As his eyes ran slowly along the benches of the great amphitheater, and rested upon the excited masses who filled them, rising rank behind rank, Polycarp waved his hand, and looking up to heaven, he cried, "Away with the atheists!”
“Swear," said the proconsul, thinking he had relented. "Blaspheme Christ, and I release thee.”
“Eighty and six years have I served Him," he replied, as a smile lighted up his countenance, "and He never did me any wrong; how can I blaspheme my King and my Saviour?”
Further threats—that he should be cast to the wild beasts, that he should be devoured by fire—failed to move him, and at last the proconsul, wearied and baffled, ordered the herald to proclaim thrice in the midst of the circus, "Polycarp has confessed himself a Christian!”
A shout rose from the crowded benches, "This is the teacher of Asia, the father of the Christians, the over thrower of our gods!" and the multitude called upon the president of the games to let loose upon him one of the lions, mad with hunger, which had been brought thither to make sport for the citizens, as they tore their prey limb from limb.
The man excused himself, saying the games were already over; and again the wild tumult arose. The cry was now "Let him be burned!" and was followed by a rush to collect wood for the fire. As they were about to fasten him firmly to the stake, Polycarp begged that he might be tied only with cords, adding, "He who gives me strength to endure the fire, will enable me to remain at the pile without moving." His last words were words of thanks to God, who had counted him worthy thus "to drink of Christ's cup.”
When all was over, his disciples tried to gather up what the fire had left of the mortal part of him who had loved them so well, and taught them so long and faithfully, but the Jews besought the governor not to allow them this poor consolation lest, "forsaking the crucified One, they begin to worship this man." "Little did they think," say the writers of the letter, "that it is not possible to forsake Christ, who suffered for the salvation of the whole world, and to worship any other. For Him indeed we adore; but the martyrs, as His disciples and followers, we worthily love.”

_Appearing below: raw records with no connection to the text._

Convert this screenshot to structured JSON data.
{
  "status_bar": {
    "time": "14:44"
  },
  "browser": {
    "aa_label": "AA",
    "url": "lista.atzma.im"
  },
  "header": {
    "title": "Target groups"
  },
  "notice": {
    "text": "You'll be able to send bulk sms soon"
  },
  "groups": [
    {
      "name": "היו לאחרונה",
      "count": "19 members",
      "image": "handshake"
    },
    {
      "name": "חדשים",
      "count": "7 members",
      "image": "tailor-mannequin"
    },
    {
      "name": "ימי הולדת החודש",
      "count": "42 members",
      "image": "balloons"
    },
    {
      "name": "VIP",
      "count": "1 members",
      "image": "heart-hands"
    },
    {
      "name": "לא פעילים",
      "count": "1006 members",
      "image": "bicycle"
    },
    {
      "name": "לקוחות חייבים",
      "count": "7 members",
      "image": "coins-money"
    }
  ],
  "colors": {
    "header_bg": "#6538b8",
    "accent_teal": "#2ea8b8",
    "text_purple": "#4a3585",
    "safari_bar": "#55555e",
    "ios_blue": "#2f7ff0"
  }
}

An epistle written by Polycarp to the church at Philippi has been preserved. It is interesting chiefly because in it he reminds them of the apostle Paul, "who," he says, "when among you, faithfully and constantly taught the word of truth, and when absent wrote you a letter, which, if you diligently study, you will find to be the means of building you up in faith, hope, and love.”
One of the disciples of Polycarp, Irene us, lived on into the beginning of the third century. In a letter, written in his old age, he thus speaks of him: "I could point out the very place where the blessed Polycarp was accustomed to sit and discourse, his gait, his form, his manner of life, his conversations, and what he was accustomed to relate of his familiar intercourse with John, and others who had seen the Lord; how he used to repeat their discourses and speak of the miracles of Christ, and of His doctrine, agreeably to the Holy Scriptures, as he had received them from the eye-witnesses. To these things, by the mercy of God, I listened attentively, noting them down, not on paper, but in my heart, and by the grace of God I habitually recall them to my mind.”